Beyond Racism and Poverty. The Truck System on Louisiana Plantations and Dutch Peateries, 1865-1920
PhD Defense of November 25, 2016, Vrije Universiteit Amsterdam

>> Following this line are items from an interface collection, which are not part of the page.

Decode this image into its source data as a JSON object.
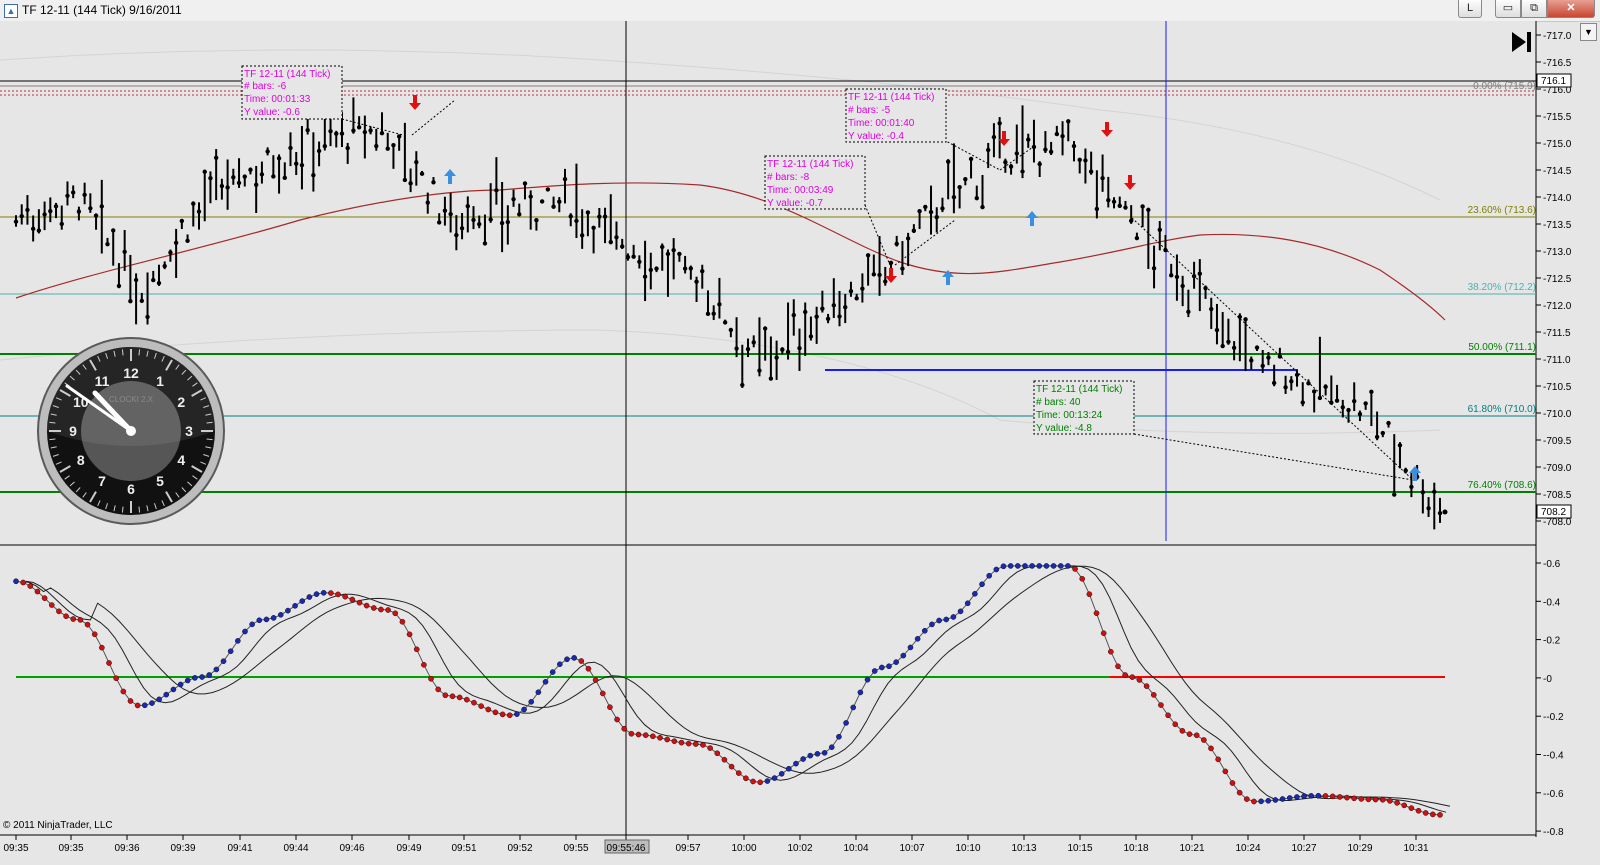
{
  "window": {
    "title": "TF 12-11 (144 Tick)  9/16/2011",
    "btn_l": "L",
    "btn_min": "▭",
    "btn_max": "⧉",
    "btn_close": "✕"
  },
  "colors": {
    "bg": "#e6e6e6",
    "ma_line": "#a52a2a",
    "fib_0": "#808080",
    "fib_236": "#808000",
    "fib_382": "#4fb0b0",
    "fib_50": "#008000",
    "fib_618": "#008080",
    "fib_764": "#008000",
    "down_arrow": "#e01010",
    "up_arrow": "#3a90e0",
    "blue_line": "#1a1aff",
    "osc_red_dot": "#d01010",
    "osc_blue_dot": "#1a2ab0",
    "zero_green": "#00a000",
    "zero_red": "#ff0000"
  },
  "price_axis": {
    "labels": [
      "717.0",
      "716.5",
      "716.0",
      "715.5",
      "715.0",
      "714.5",
      "714.0",
      "713.5",
      "713.0",
      "712.5",
      "712.0",
      "711.5",
      "711.0",
      "710.5",
      "710.0",
      "709.5",
      "709.0",
      "708.5",
      "708.0"
    ],
    "current_high_box": "716.1",
    "current_price_box": "708.2"
  },
  "osc_axis": {
    "labels": [
      "0.6",
      "0.4",
      "0.2",
      "0",
      "-0.2",
      "-0.4",
      "-0.6",
      "-0.8"
    ]
  },
  "fib_levels": [
    {
      "label": "0.00% (715.9)",
      "color": "#808080"
    },
    {
      "label": "23.60% (713.6)",
      "color": "#808000"
    },
    {
      "label": "38.20% (712.2)",
      "color": "#4fb0b0"
    },
    {
      "label": "50.00% (711.1)",
      "color": "#008000"
    },
    {
      "label": "61.80% (710.0)",
      "color": "#008080"
    },
    {
      "label": "76.40% (708.6)",
      "color": "#008000"
    }
  ],
  "annotations": [
    {
      "line1": "TF 12-11 (144 Tick)",
      "line2": "# bars:   -6",
      "line3": "Time:     00:01:33",
      "line4": "Y value:  -0.6",
      "color": "#e000e0"
    },
    {
      "line1": "TF 12-11 (144 Tick)",
      "line2": "# bars:   -5",
      "line3": "Time:     00:01:40",
      "line4": "Y value:  -0.4",
      "color": "#e000e0"
    },
    {
      "line1": "TF 12-11 (144 Tick)",
      "line2": "# bars:   -8",
      "line3": "Time:     00:03:49",
      "line4": "Y value:  -0.7",
      "color": "#e000e0"
    },
    {
      "line1": "TF 12-11 (144 Tick)",
      "line2": "# bars:   40",
      "line3": "Time:     00:13:24",
      "line4": "Y value:  -4.8",
      "color": "#008000"
    }
  ],
  "time_axis": {
    "labels": [
      "09:35",
      "09:35",
      "09:36",
      "09:39",
      "09:41",
      "09:44",
      "09:46",
      "09:49",
      "09:51",
      "09:52",
      "09:55",
      "09:55:46",
      "09:57",
      "10:00",
      "10:02",
      "10:04",
      "10:07",
      "10:10",
      "10:13",
      "10:15",
      "10:18",
      "10:21",
      "10:24",
      "10:27",
      "10:29",
      "10:31"
    ],
    "highlight": "09:55:46"
  },
  "clock": {
    "brand": "CLOCKI 2.X",
    "numerals": [
      "12",
      "1",
      "2",
      "3",
      "4",
      "5",
      "6",
      "7",
      "8",
      "9",
      "10",
      "11"
    ]
  },
  "copyright": "© 2011 NinjaTrader, LLC",
  "chart_data": {
    "type": "line",
    "title": "TF 12-11 (144 Tick)  9/16/2011",
    "x_label": "",
    "y_label": "",
    "ylim": [
      707.8,
      717.2
    ],
    "series": [
      {
        "name": "",
        "x": [
          "09:35",
          "09:36",
          "09:39",
          "09:41",
          "09:44",
          "09:46",
          "09:49",
          "09:51",
          "09:52",
          "09:55",
          "09:57",
          "10:00",
          "10:02",
          "10:04",
          "10:07",
          "10:10",
          "10:13",
          "10:15",
          "10:18",
          "10:21",
          "10:24",
          "10:27",
          "10:29",
          "10:31"
        ],
        "values": [
          713.6,
          714.0,
          712.2,
          713.9,
          714.6,
          715.1,
          715.2,
          713.6,
          713.8,
          713.9,
          713.0,
          712.5,
          711.0,
          711.8,
          712.6,
          714.0,
          714.8,
          715.0,
          713.6,
          712.3,
          711.0,
          710.5,
          709.8,
          708.2
        ]
      }
    ],
    "oscillator": {
      "ylim": [
        -0.8,
        0.6
      ],
      "x": [
        "09:35",
        "09:36",
        "09:39",
        "09:41",
        "09:44",
        "09:46",
        "09:49",
        "09:51",
        "09:52",
        "09:55",
        "09:57",
        "10:00",
        "10:02",
        "10:04",
        "10:07",
        "10:10",
        "10:13",
        "10:15",
        "10:18",
        "10:21",
        "10:24",
        "10:27",
        "10:29",
        "10:31"
      ],
      "values": [
        0.5,
        0.3,
        -0.15,
        0.0,
        0.3,
        0.44,
        0.35,
        -0.1,
        -0.2,
        0.1,
        -0.3,
        -0.35,
        -0.55,
        -0.4,
        0.05,
        0.3,
        0.58,
        0.58,
        0.0,
        -0.3,
        -0.65,
        -0.62,
        -0.64,
        -0.72
      ]
    },
    "grid": false,
    "legend": "none"
  }
}
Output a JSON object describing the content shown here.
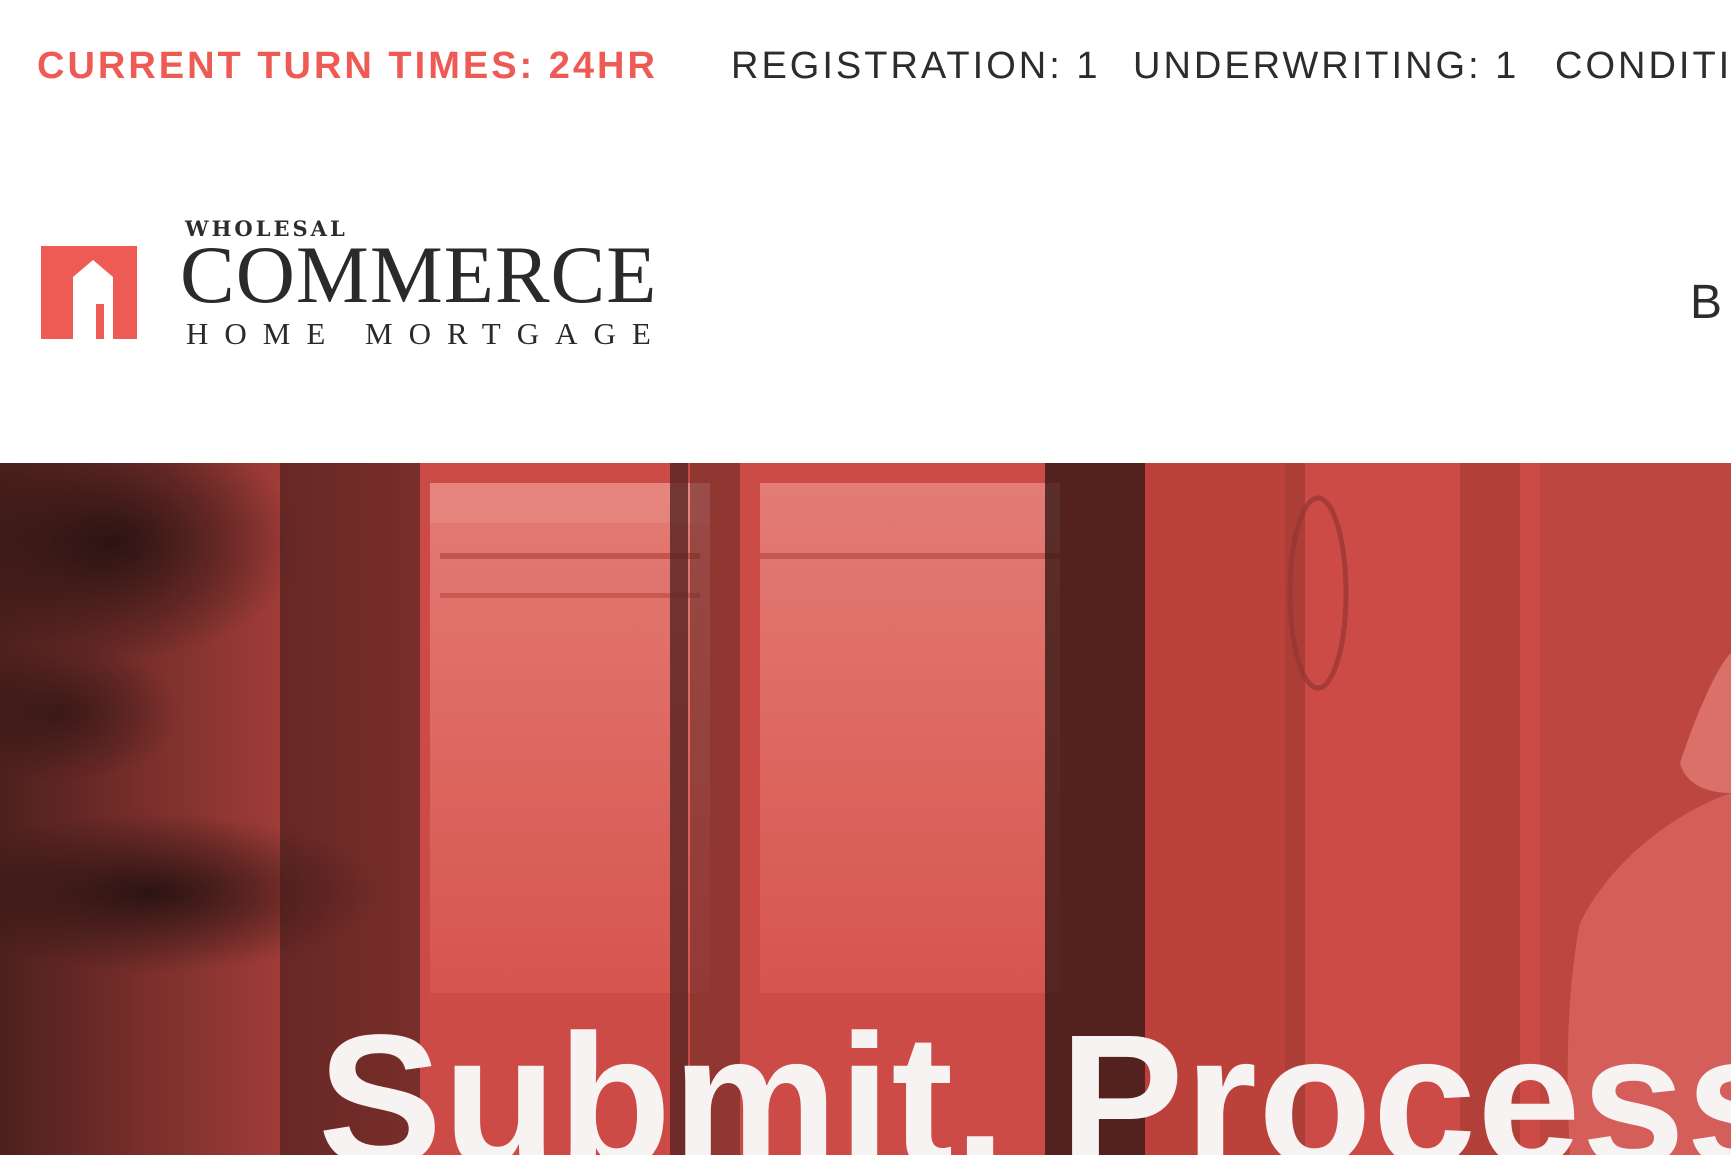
{
  "turn_times": {
    "label": "CURRENT TURN TIMES: 24HR",
    "items": [
      "REGISTRATION: 1",
      "UNDERWRITING: 1",
      "CONDITIO"
    ]
  },
  "logo": {
    "top_text": "WHOLESAL",
    "main_text": "COMMERCE",
    "sub_text": "HOME MORTGAGE"
  },
  "nav": {
    "partial_item": "B"
  },
  "hero": {
    "heading": "Submit. Process."
  },
  "colors": {
    "accent": "#ee5b55",
    "text_dark": "#2c2c2c",
    "hero_overlay": "#d9504a"
  }
}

On November 25, Karin Lurvink successfully defended her PhD thesis titled Beyond Racism and Poverty. The Truck System on Louisiana Plantations and Dutch Peateries, 1865-1920 in the aula of the Vrije Universiteit Amsterdam. The truck system, a non-cash payment system in which workers were paid wholly or partly through the company store, was a global phenomenon in the nineteenth century and early twentieth century. The system as such has been analyzed by historians, though few of them have looked further than the ‘exploitation’ stories concerning coercion and poverty. They have focused on the experiences of the workers only, and have excluded the experiences of the employers. In her dissertation, Lurvink compares the truck payment method of sugar and cotton plantation laborers in Louisiana after the abolition of slavery to peat laborers in the Netherlands, and offers an explanation for its emergence, persistence, and decline. Drawing on a large amount of archival materials that she analyzed both quantitatively and qualitatively, she constructs the rationale behind the truck system from the perspective of the laborers and of employers. By treating both the employers and the workers as rational individuals who balanced costs, risks, and opportunities, she distances itself from the ‘moral debates’ on poverty and racism. Her comparative approach in combination with the rational choice-approach provides new insights on how the truck system worked.
Karin Lurvink starts working as a postdoc researcher on the project Slaves, Commodities, and Logistics at the Vrije Universiteit in January 2017.